Description of the task:
For each line below that holds "sent", return the line as it stands.

Data for review:
↓
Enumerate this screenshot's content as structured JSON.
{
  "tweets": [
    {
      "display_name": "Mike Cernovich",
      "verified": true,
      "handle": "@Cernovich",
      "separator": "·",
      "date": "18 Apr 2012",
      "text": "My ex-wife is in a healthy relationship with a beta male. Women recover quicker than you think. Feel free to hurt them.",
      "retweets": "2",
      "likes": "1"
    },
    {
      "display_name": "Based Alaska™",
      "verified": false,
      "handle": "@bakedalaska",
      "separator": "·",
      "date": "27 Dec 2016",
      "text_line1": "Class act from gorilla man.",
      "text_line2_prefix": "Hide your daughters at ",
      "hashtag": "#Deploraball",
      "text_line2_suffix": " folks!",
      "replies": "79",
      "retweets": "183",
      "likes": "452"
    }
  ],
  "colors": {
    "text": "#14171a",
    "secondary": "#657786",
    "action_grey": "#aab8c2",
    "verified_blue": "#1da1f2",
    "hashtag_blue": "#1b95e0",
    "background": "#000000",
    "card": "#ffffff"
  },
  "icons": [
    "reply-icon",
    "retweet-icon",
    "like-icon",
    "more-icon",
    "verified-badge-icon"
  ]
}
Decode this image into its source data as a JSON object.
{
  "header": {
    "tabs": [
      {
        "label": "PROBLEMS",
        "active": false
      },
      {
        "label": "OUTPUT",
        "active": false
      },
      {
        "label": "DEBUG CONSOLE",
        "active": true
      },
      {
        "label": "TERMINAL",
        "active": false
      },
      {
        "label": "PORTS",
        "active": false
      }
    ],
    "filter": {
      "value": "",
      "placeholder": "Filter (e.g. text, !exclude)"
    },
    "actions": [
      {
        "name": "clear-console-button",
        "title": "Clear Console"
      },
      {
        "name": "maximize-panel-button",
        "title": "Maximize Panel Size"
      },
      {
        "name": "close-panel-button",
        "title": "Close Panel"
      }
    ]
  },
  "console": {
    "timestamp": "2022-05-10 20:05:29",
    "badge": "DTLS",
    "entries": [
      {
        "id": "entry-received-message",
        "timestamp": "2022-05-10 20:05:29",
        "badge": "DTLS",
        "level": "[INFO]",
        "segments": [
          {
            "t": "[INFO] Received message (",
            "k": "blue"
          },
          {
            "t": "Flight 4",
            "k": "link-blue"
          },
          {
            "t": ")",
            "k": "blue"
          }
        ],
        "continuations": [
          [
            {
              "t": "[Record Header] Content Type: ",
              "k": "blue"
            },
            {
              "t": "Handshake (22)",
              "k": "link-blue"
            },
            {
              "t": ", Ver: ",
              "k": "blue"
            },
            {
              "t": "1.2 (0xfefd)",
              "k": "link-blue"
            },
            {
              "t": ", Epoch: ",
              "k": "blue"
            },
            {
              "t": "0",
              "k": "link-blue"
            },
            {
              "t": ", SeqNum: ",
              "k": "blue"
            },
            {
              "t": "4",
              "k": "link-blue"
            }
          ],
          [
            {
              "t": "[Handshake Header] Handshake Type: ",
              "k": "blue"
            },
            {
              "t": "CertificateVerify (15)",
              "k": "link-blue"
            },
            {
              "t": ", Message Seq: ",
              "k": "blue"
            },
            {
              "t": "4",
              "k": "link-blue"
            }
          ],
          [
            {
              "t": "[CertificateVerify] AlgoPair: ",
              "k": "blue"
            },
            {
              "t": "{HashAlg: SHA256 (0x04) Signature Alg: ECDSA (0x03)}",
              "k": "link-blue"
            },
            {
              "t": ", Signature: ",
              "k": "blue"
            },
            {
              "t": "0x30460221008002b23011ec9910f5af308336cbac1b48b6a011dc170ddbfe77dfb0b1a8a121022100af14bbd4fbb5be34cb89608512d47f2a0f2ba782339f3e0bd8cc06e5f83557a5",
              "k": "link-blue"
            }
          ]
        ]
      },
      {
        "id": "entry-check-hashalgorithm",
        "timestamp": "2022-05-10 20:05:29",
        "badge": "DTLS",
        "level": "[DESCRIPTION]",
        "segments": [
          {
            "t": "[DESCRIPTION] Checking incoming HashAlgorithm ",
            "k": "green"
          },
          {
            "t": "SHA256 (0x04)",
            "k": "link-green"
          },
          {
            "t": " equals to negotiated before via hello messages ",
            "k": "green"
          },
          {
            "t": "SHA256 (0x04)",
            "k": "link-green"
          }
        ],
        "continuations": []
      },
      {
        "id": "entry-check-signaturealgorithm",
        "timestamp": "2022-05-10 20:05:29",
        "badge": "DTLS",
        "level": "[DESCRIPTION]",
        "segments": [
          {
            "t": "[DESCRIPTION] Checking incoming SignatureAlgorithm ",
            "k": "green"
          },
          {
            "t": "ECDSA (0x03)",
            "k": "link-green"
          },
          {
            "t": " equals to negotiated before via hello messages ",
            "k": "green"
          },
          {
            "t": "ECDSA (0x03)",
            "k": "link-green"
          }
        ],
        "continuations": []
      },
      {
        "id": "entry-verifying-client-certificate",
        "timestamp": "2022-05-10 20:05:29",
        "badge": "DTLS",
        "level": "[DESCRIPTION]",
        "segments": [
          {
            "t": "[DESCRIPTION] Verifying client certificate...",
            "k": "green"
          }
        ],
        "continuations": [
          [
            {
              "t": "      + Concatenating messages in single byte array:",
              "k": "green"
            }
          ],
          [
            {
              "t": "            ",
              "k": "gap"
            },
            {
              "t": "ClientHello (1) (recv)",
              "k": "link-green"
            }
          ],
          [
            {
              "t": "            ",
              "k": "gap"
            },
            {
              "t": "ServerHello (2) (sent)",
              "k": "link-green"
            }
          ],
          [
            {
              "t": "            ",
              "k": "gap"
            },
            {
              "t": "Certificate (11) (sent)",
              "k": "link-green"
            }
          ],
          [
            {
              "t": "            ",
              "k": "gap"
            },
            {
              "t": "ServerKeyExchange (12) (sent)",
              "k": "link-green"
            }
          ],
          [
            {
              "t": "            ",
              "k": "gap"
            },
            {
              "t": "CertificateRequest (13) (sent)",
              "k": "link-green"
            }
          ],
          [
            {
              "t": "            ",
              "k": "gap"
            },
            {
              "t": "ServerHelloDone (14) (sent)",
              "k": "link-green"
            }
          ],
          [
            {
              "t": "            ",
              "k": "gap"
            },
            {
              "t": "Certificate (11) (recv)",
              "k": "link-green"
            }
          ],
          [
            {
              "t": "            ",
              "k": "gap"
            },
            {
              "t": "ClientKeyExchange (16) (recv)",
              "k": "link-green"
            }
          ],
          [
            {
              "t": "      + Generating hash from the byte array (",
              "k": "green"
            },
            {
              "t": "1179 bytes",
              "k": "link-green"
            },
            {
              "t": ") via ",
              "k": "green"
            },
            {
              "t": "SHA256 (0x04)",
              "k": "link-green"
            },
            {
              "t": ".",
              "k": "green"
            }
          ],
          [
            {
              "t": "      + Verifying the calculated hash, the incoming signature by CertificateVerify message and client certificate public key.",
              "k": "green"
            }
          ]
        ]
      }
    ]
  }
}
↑
Your response:
              "t": "ServerHello (2) (sent)",
              "t": "Certificate (11) (sent)",
              "t": "ServerKeyExchange (12) (sent)",
              "t": "CertificateRequest (13) (sent)",
              "t": "ServerHelloDone (14) (sent)",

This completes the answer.